Elizabeth Lesser, co-founder of the Omega Institute, is amazing. My friend Beth and I heard her speak recently at Sacred Circles, an annual spiritual and creative gathering of women at the Washington National Cathedral. It was Valentine’s Day, and the theme of the conference was ‘Love in Action’. Elizabeth said that the most valuable thing she’s learned backstage at Omega, hanging out with the luminaries she called "the wise ones", is that it’s so hard to walk the walk. She said: it’s up to me and you to walk the walk. We don’t need more prophets—we need each one of us to get prophetic and walk the walk.

Men, she pointed out, have been in charge of life on earth for the past 12,000 years—maybe even 200,000 years. We’ve made some progress- but also bungled some things terribly, hopefully not irrevocably. Women’s voices have been left out of the halls of power. If we’d been in the room, the outcomes would have been quite different. We might have talked some people to death (great laughter from the audience). But there would be a better balance of the full range of human intelligence and endeavor—heart, body, mind, soul. Most modern societies discredit emotional intelligence. Emotions are something we should keep in check—or life might be some kind of extended chick flick!

We need that better balance today. How to get there? No one is going to come and kiss us awake, Elizabeth told us. We’re going to have to rouse ourselves to action. Put your hand over your heart, she told us. Breathe in. Give a deep sigh. Pat your heart. It’s going to change the world!

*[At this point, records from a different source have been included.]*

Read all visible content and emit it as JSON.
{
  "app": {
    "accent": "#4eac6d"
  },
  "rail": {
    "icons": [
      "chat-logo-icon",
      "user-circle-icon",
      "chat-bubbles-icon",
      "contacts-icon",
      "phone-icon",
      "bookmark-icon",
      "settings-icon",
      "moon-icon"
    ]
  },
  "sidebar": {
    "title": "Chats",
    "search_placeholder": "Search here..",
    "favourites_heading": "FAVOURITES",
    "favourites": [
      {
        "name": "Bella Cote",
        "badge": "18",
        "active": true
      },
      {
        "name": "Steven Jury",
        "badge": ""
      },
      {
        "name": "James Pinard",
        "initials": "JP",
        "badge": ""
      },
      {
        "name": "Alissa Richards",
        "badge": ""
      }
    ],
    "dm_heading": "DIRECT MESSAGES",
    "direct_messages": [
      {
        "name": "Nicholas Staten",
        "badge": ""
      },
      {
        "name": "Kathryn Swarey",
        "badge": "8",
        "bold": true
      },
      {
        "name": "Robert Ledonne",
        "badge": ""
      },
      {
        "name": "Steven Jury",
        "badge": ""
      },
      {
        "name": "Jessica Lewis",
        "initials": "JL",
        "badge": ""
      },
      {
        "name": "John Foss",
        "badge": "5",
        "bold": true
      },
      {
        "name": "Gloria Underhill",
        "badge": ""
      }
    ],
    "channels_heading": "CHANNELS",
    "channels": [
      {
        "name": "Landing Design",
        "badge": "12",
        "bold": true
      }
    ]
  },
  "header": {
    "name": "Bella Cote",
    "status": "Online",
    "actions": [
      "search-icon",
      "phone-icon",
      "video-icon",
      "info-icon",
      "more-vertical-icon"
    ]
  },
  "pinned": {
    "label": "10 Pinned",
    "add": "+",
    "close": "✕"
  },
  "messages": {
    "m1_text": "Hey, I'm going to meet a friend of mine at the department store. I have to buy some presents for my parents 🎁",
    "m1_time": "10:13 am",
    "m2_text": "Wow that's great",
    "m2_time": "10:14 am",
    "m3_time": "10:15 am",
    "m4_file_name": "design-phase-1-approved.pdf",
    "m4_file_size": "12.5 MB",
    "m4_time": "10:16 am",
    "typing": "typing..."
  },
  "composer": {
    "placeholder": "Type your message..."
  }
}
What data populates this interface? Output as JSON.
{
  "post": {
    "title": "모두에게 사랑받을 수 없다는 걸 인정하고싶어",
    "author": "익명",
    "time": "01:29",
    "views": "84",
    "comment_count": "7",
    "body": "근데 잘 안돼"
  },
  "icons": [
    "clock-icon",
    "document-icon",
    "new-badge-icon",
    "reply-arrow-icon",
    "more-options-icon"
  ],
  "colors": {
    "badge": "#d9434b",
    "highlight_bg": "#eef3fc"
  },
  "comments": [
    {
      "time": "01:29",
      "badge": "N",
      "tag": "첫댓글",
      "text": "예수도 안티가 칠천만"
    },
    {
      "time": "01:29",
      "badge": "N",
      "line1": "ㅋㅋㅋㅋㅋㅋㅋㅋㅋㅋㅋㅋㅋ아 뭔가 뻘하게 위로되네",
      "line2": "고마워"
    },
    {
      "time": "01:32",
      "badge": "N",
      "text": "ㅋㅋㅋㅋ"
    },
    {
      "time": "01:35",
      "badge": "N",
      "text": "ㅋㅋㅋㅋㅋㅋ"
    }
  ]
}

Saturday, April 4, 2009

The Procession of Spring: Dumbarton Oaks

Dumbarton Oaks gardens are one of Washington’s most elegant gems and one of America's great gardens. Begun in 1922 by owner Mildred Bliss and the noted landscape designer Beatrix Farrand, they consist of a series of garden rooms cascading down a hillside, surrounded by softer, more informal plantings. It’s a marvelous experience to visit, ripe with surprises, vistas, splashes of color and ornament, intimate benches whereon to linger. It’s very romantic! But was also a delight with my two youngest sons on a recent spring day...

Yulan Magnolia (Magnolia denudata), east lawn, south of the orangery

Of this tree, Beatrix Farrand wrote, “This... has been christened ‘The Bride’, as when it is in full bloom in early April its loveliness is an enchantment. This tree should be preserved as long as it can be made to thrive and bloom well, and when its days are over it should be replaced by another as nearly like it as possible, as the sight of the white tree as seen from the R Street entrance gateway and as looked down upon from the orangery is one of the real horticultural events of the Dumbarton season.”

from Beatrix Farrand's Plant Book for Dumbarton Oaks. Washington, DC, Trustees for Harvard University, 1980.

Mélisande’s Allée, blanketed in blue scilla

Quod Severis Metes
As you sew, so shall you reap

The motto favored by Mildred and Robert Woods Bliss, that appears everywhere at Dumbarton Oaks. Good point!

To read more about the gardens and learn about visiting, click here.